For some kids, school can be an anxiety-inducing place. As a parent, you can help alleviate some of this anxiety by preparing your child for the upcoming school days.
Talk to them about what they can expect and reassure them that you can work together to handle any issues. Keeping fidget toys and other stress-reducing items handy during homework, car rides, or at school (if permitted) can also help ease anxiety. Another way to ease anxiety is to make sure that your kiddos get some down town to just relax and free play. Over scheduling can be very stressful for kids and adults alike.
Tip 5: Let them express themselves
Getting creative is a great way to help children adjust to new changes.
Letting them pick out their own supplies, like backpacks and pencil cases, can help build anticipation for the new year, and give them something to be excited about.

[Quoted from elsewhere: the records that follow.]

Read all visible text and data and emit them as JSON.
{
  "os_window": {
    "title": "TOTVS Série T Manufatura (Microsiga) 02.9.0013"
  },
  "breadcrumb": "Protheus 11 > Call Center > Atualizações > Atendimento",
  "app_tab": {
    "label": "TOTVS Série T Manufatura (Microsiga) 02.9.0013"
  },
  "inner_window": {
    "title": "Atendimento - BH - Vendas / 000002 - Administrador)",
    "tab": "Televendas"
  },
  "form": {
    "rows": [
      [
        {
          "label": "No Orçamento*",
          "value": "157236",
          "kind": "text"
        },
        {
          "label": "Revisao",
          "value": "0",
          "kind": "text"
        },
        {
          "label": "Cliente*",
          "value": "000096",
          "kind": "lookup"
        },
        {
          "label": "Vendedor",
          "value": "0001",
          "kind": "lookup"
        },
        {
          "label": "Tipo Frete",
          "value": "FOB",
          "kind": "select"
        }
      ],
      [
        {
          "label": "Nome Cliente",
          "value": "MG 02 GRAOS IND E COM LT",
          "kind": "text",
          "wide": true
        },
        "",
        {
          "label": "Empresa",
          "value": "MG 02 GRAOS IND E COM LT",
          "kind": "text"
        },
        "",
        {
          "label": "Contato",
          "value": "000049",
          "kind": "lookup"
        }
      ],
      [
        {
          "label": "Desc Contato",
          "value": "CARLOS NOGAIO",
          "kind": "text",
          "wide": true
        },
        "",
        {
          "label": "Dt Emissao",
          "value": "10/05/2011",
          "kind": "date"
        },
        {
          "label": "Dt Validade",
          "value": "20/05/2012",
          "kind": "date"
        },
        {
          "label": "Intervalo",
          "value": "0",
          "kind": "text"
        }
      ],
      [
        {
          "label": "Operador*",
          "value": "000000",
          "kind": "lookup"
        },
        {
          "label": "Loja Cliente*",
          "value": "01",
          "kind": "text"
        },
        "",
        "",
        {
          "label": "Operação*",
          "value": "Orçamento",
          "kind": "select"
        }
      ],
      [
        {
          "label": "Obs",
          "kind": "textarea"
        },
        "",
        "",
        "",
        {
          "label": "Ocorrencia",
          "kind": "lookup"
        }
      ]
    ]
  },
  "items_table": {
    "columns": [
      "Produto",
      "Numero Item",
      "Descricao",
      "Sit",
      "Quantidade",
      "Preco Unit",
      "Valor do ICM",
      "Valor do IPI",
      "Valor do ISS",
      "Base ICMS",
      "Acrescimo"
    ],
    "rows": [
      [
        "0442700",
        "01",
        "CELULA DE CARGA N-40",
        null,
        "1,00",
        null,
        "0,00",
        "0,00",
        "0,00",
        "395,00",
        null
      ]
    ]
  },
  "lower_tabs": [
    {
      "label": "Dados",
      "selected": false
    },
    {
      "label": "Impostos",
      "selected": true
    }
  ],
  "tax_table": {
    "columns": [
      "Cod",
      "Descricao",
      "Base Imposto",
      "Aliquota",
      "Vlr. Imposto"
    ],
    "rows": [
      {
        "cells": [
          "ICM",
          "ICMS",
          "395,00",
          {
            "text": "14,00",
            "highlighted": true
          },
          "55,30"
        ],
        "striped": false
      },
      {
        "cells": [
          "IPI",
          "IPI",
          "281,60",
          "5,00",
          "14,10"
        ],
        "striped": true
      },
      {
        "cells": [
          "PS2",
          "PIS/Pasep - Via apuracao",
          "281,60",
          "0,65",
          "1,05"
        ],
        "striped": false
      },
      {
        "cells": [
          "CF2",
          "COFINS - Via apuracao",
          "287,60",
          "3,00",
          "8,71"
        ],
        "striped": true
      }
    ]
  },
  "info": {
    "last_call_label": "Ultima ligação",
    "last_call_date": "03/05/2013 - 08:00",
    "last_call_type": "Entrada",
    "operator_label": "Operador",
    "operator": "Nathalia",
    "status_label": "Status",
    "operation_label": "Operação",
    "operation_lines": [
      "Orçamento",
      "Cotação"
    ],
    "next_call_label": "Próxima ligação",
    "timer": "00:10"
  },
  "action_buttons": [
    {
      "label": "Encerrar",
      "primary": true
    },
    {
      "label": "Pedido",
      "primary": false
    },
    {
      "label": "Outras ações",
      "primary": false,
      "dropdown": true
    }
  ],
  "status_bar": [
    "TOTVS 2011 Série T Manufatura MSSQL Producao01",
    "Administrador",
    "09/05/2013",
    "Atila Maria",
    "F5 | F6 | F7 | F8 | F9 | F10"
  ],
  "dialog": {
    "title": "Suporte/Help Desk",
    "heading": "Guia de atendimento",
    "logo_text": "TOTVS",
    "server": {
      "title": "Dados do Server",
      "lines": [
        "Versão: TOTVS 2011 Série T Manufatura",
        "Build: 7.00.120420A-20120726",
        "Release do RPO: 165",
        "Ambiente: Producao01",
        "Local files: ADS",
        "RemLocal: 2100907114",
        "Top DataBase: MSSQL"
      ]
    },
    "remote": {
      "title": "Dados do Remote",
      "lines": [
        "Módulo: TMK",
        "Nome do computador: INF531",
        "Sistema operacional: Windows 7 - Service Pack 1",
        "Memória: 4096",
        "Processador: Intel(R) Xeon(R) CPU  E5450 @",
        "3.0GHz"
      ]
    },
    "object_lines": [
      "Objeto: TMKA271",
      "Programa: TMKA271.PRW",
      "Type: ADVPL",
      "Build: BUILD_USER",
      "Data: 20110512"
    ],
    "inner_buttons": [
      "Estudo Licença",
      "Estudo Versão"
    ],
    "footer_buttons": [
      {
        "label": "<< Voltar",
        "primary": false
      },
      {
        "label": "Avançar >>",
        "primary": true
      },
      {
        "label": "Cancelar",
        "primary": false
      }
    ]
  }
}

Involve your kids in organization and planning, and let them have a say in their school schedules. This will help them to feel empowered and more in control during this new chapter. Some parents and kids like to use behavior tracking tools to set goals and have incentives for achievements.
Back to school time can bring on plenty of stress and anxiety, but it doesn't have to be that way. By following these tips, you can transition your kids back to school smoothly. From organization and scheduling to meeting emotional needs and easing anxiety, parents have control over how they approach back-to-school season. Remember, the most important part of the transition is to stay positive, keep open communication with your child, and be there to support them!
American Academy of Child and Adolescent Psychiatry
Federation of Families for Children’s Mental Health
National Association of School Psychologists